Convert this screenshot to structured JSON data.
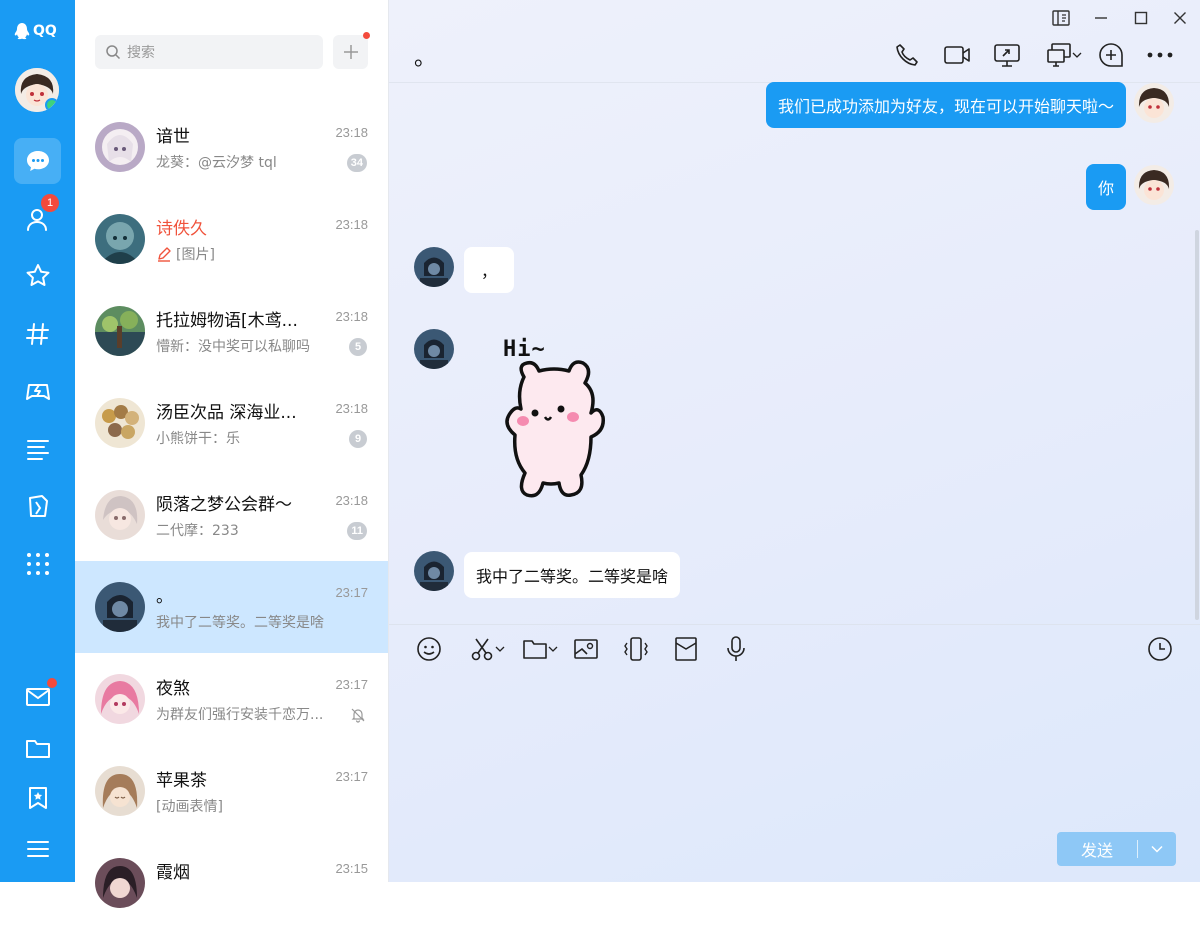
{
  "app": {
    "logo_text": "QQ"
  },
  "rail": {
    "contacts_badge": "1",
    "items": [
      "chat",
      "contacts",
      "favorites",
      "channels",
      "games",
      "feeds",
      "mini-apps",
      "apps"
    ]
  },
  "search": {
    "placeholder": "搜索"
  },
  "conversations": [
    {
      "name": "谙世",
      "time": "23:18",
      "preview": "龙葵：@云汐梦 tql",
      "count": "34"
    },
    {
      "name": "诗佚久",
      "time": "23:18",
      "preview": "[图片]",
      "draft": true
    },
    {
      "name": "托拉姆物语[木鸢...",
      "time": "23:18",
      "preview": "懵新：没中奖可以私聊吗",
      "count": "5"
    },
    {
      "name": "汤臣次品 深海业...",
      "time": "23:18",
      "preview": "小熊饼干：乐",
      "count": "9"
    },
    {
      "name": "陨落之梦公会群～",
      "time": "23:18",
      "preview": "二代摩：233",
      "count": "11"
    },
    {
      "name": "。",
      "time": "23:17",
      "preview": "我中了二等奖。二等奖是啥"
    },
    {
      "name": "夜煞",
      "time": "23:17",
      "preview": "为群友们强行安装千恋万...",
      "muted": true
    },
    {
      "name": "苹果茶",
      "time": "23:17",
      "preview": "[动画表情]"
    },
    {
      "name": "霞烟",
      "time": "23:15",
      "preview": ""
    }
  ],
  "chat": {
    "title": "。",
    "messages": [
      {
        "side": "right",
        "text": "我们已成功添加为好友，现在可以开始聊天啦～"
      },
      {
        "side": "right",
        "text": "你"
      },
      {
        "side": "left",
        "text": "，"
      },
      {
        "side": "left",
        "sticker_text": "Hi~"
      },
      {
        "side": "left",
        "text": "我中了二等奖。二等奖是啥"
      }
    ],
    "send_label": "发送"
  },
  "colors": {
    "accent": "#1a9bf3",
    "badge": "#f34a3c",
    "active_row": "#cde7ff"
  }
}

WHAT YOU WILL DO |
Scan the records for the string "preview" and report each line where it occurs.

RESPONSE AREA |
      "preview": "龙葵：@云汐梦 tql",
      "preview": "[图片]",
      "preview": "懵新：没中奖可以私聊吗",
      "preview": "小熊饼干：乐",
      "preview": "二代摩：233",
      "preview": "我中了二等奖。二等奖是啥"
      "preview": "为群友们强行安装千恋万...",
      "preview": "[动画表情]"
      "preview": ""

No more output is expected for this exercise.